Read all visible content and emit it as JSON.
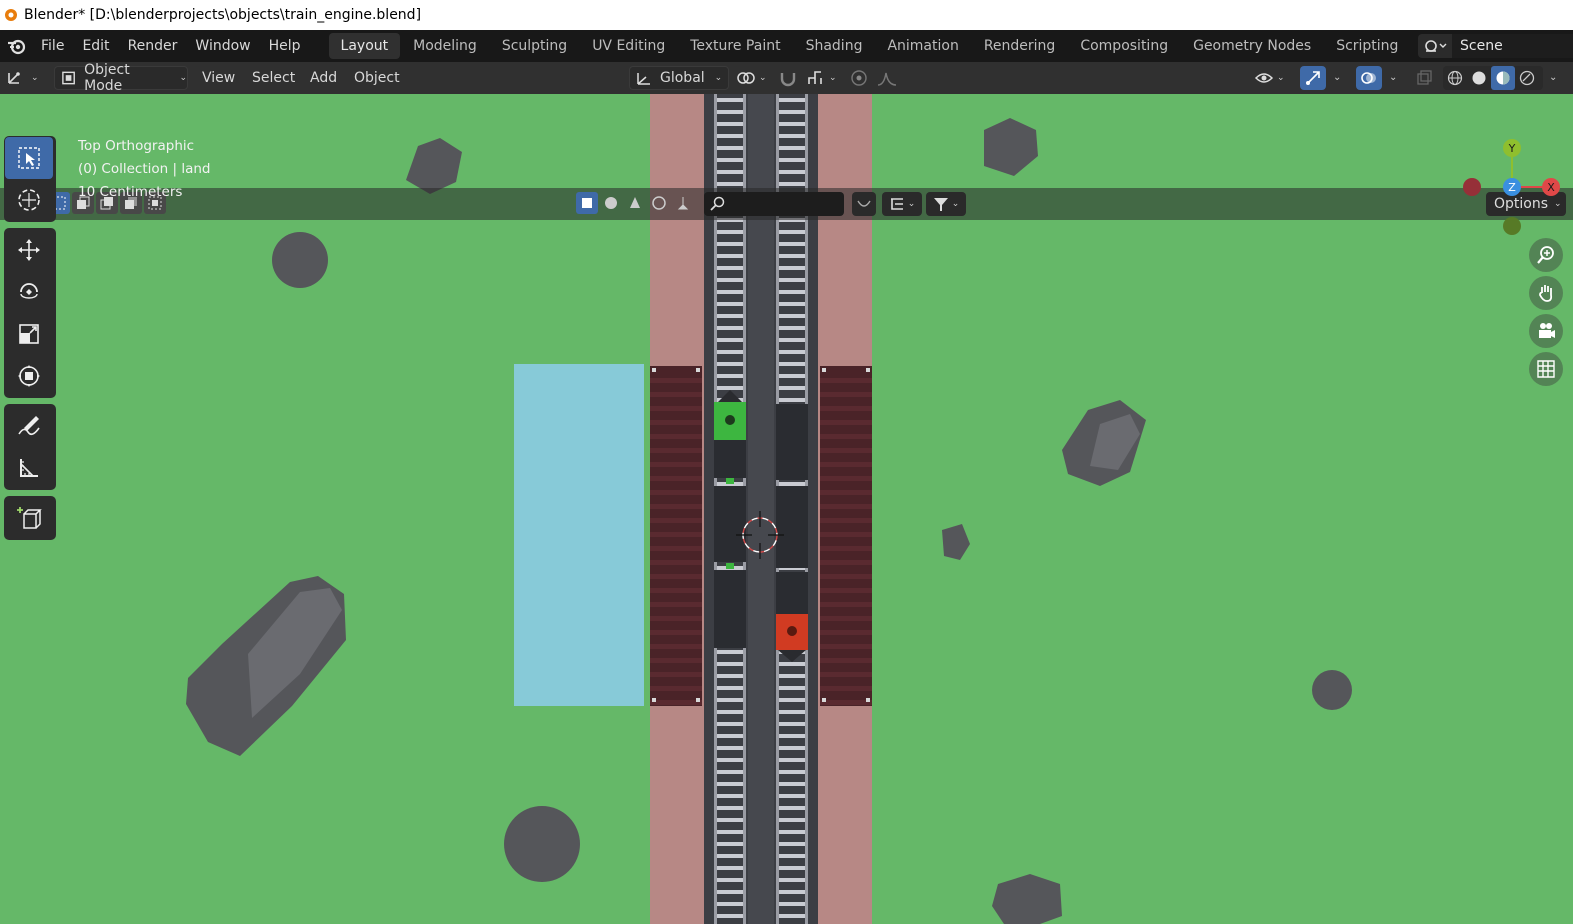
{
  "window": {
    "title": "Blender* [D:\\blenderprojects\\objects\\train_engine.blend]"
  },
  "menu": {
    "items": [
      "File",
      "Edit",
      "Render",
      "Window",
      "Help"
    ]
  },
  "workspaces": {
    "tabs": [
      "Layout",
      "Modeling",
      "Sculpting",
      "UV Editing",
      "Texture Paint",
      "Shading",
      "Animation",
      "Rendering",
      "Compositing",
      "Geometry Nodes",
      "Scripting"
    ],
    "active": "Layout",
    "add_symbol": "+"
  },
  "scene": {
    "name": "Scene"
  },
  "viewport_header": {
    "mode": "Object Mode",
    "menus": [
      "View",
      "Select",
      "Add",
      "Object"
    ],
    "orientation": "Global",
    "options_label": "Options"
  },
  "viewport": {
    "view_name": "Top Orthographic",
    "collection": "(0) Collection | land",
    "scale": "10 Centimeters"
  },
  "gizmo": {
    "y": "Y",
    "z": "Z",
    "x": "X"
  },
  "colors": {
    "grass": "#65b868",
    "water": "#87cad8",
    "platform": "#b78885",
    "bridge": "#4a2328",
    "track_bed": "#3c3e44",
    "engine_green": "#3db640",
    "engine_red": "#d13b22",
    "rock": "#55565a",
    "active_tool": "#3f6aa8"
  }
}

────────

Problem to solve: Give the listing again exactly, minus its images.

Exercise answer:
Read all visible content and emit it as JSON.
{
  "window": {
    "title": "Blender* [D:\\blenderprojects\\objects\\train_engine.blend]"
  },
  "menu": {
    "items": [
      "File",
      "Edit",
      "Render",
      "Window",
      "Help"
    ]
  },
  "workspaces": {
    "tabs": [
      "Layout",
      "Modeling",
      "Sculpting",
      "UV Editing",
      "Texture Paint",
      "Shading",
      "Animation",
      "Rendering",
      "Compositing",
      "Geometry Nodes",
      "Scripting"
    ],
    "active": "Layout",
    "add_symbol": "+"
  },
  "scene": {
    "name": "Scene"
  },
  "viewport_header": {
    "mode": "Object Mode",
    "menus": [
      "View",
      "Select",
      "Add",
      "Object"
    ],
    "orientation": "Global",
    "options_label": "Options"
  },
  "viewport": {
    "view_name": "Top Orthographic",
    "collection": "(0) Collection | land",
    "scale": "10 Centimeters"
  },
  "gizmo": {
    "y": "Y",
    "z": "Z",
    "x": "X"
  },
  "colors": {
    "grass": "#65b868",
    "water": "#87cad8",
    "platform": "#b78885",
    "bridge": "#4a2328",
    "track_bed": "#3c3e44",
    "engine_green": "#3db640",
    "engine_red": "#d13b22",
    "rock": "#55565a",
    "active_tool": "#3f6aa8"
  }
}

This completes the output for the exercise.